• [Directions for this task] Every line of the data below is to be duplicated exactly, pictures excepted.

Records from a data source
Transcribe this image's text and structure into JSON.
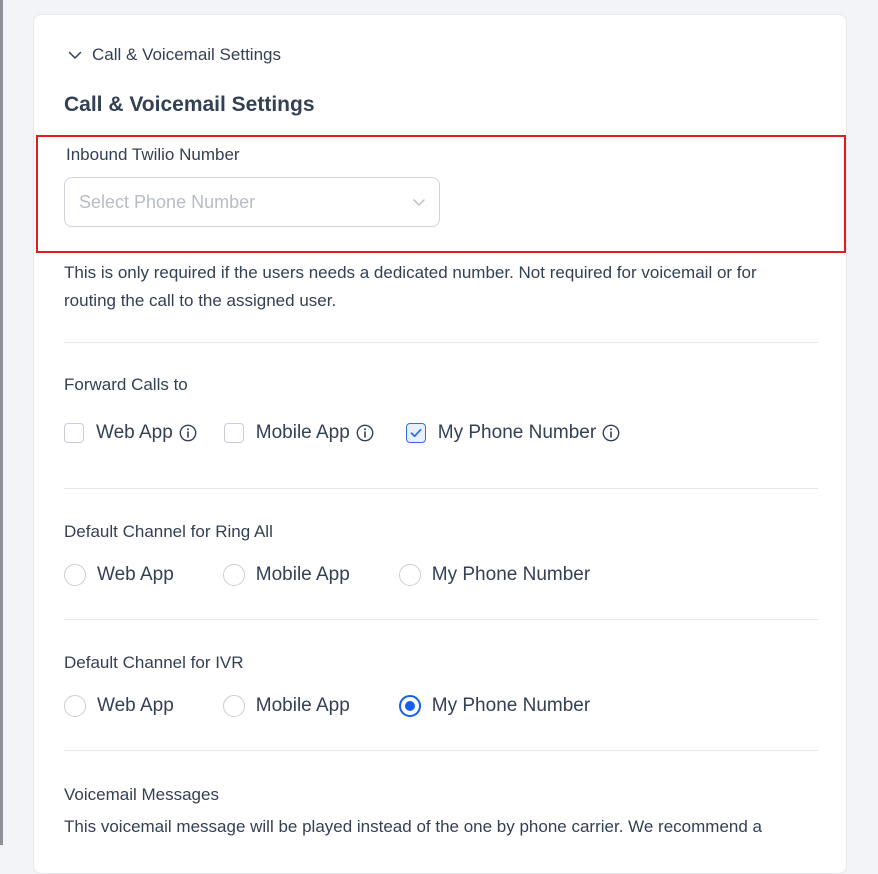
{
  "accordion": {
    "title": "Call & Voicemail Settings",
    "icon": "chevron-down-icon"
  },
  "section": {
    "title": "Call & Voicemail Settings"
  },
  "inbound": {
    "label": "Inbound Twilio Number",
    "placeholder": "Select Phone Number",
    "highlight_color": "#e11d1d",
    "help_line1": "This is only required if the users needs a dedicated number. Not required for voicemail or for",
    "help_line2": "routing the call to the assigned user."
  },
  "forward_calls": {
    "label": "Forward Calls to",
    "options": [
      {
        "label": "Web App",
        "checked": false,
        "icon": "info-icon"
      },
      {
        "label": "Mobile App",
        "checked": false,
        "icon": "info-icon"
      },
      {
        "label": "My Phone Number",
        "checked": true,
        "icon": "info-icon"
      }
    ]
  },
  "ring_all": {
    "label": "Default Channel for Ring All",
    "options": [
      {
        "label": "Web App",
        "selected": false
      },
      {
        "label": "Mobile App",
        "selected": false
      },
      {
        "label": "My Phone Number",
        "selected": false
      }
    ]
  },
  "ivr": {
    "label": "Default Channel for IVR",
    "options": [
      {
        "label": "Web App",
        "selected": false
      },
      {
        "label": "Mobile App",
        "selected": false
      },
      {
        "label": "My Phone Number",
        "selected": true
      }
    ]
  },
  "voicemail": {
    "label": "Voicemail Messages",
    "description": "This voicemail message will be played instead of the one by phone carrier. We recommend a"
  },
  "colors": {
    "accent": "#155eef",
    "text": "#344054",
    "border": "#d0d5dd"
  }
}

• [Answer space]
Transcribe this image's text and structure into JSON.
{
  "accordion": {
    "title": "Call & Voicemail Settings",
    "icon": "chevron-down-icon"
  },
  "section": {
    "title": "Call & Voicemail Settings"
  },
  "inbound": {
    "label": "Inbound Twilio Number",
    "placeholder": "Select Phone Number",
    "highlight_color": "#e11d1d",
    "help_line1": "This is only required if the users needs a dedicated number. Not required for voicemail or for",
    "help_line2": "routing the call to the assigned user."
  },
  "forward_calls": {
    "label": "Forward Calls to",
    "options": [
      {
        "label": "Web App",
        "checked": false,
        "icon": "info-icon"
      },
      {
        "label": "Mobile App",
        "checked": false,
        "icon": "info-icon"
      },
      {
        "label": "My Phone Number",
        "checked": true,
        "icon": "info-icon"
      }
    ]
  },
  "ring_all": {
    "label": "Default Channel for Ring All",
    "options": [
      {
        "label": "Web App",
        "selected": false
      },
      {
        "label": "Mobile App",
        "selected": false
      },
      {
        "label": "My Phone Number",
        "selected": false
      }
    ]
  },
  "ivr": {
    "label": "Default Channel for IVR",
    "options": [
      {
        "label": "Web App",
        "selected": false
      },
      {
        "label": "Mobile App",
        "selected": false
      },
      {
        "label": "My Phone Number",
        "selected": true
      }
    ]
  },
  "voicemail": {
    "label": "Voicemail Messages",
    "description": "This voicemail message will be played instead of the one by phone carrier. We recommend a"
  },
  "colors": {
    "accent": "#155eef",
    "text": "#344054",
    "border": "#d0d5dd"
  }
}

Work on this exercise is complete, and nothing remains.